> Your goal
Please retype only the lines below that run from the one containing "Transcribe this image's" through the last line, both included, without altering a word.

+---+

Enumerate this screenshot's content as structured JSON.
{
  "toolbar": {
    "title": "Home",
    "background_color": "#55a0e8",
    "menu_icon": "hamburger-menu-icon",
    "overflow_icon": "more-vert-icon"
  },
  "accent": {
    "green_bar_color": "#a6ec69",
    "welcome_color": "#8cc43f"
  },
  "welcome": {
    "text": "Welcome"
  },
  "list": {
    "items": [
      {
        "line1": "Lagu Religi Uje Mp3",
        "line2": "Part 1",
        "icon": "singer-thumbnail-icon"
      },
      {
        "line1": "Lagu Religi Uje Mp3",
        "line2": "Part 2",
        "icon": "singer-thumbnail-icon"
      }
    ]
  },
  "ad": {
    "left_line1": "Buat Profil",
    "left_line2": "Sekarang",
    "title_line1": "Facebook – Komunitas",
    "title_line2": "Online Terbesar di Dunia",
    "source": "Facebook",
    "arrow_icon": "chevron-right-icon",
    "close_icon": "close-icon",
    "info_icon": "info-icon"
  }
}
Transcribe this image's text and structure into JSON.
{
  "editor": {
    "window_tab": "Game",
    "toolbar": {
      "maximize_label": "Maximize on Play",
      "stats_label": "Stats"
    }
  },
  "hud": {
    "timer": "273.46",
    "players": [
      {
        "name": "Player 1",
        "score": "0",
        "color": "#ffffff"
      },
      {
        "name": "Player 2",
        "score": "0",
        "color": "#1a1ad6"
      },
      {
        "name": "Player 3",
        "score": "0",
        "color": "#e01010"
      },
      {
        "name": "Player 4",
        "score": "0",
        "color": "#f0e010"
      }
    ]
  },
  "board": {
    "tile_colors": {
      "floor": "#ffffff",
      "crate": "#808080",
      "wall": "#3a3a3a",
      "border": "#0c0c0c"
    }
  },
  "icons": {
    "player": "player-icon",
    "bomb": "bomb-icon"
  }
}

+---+

> Answer for this exercise
Transcribe this image's text and structure into JSON.
{
  "editor": {
    "window_tab": "Game",
    "toolbar": {
      "maximize_label": "Maximize on Play",
      "stats_label": "Stats"
    }
  },
  "hud": {
    "timer": "273.46",
    "players": [
      {
        "name": "Player 1",
        "score": "0",
        "color": "#ffffff"
      },
      {
        "name": "Player 2",
        "score": "0",
        "color": "#1a1ad6"
      },
      {
        "name": "Player 3",
        "score": "0",
        "color": "#e01010"
      },
      {
        "name": "Player 4",
        "score": "0",
        "color": "#f0e010"
      }
    ]
  },
  "board": {
    "tile_colors": {
      "floor": "#ffffff",
      "crate": "#808080",
      "wall": "#3a3a3a",
      "border": "#0c0c0c"
    }
  },
  "icons": {
    "player": "player-icon",
    "bomb": "bomb-icon"
  }
}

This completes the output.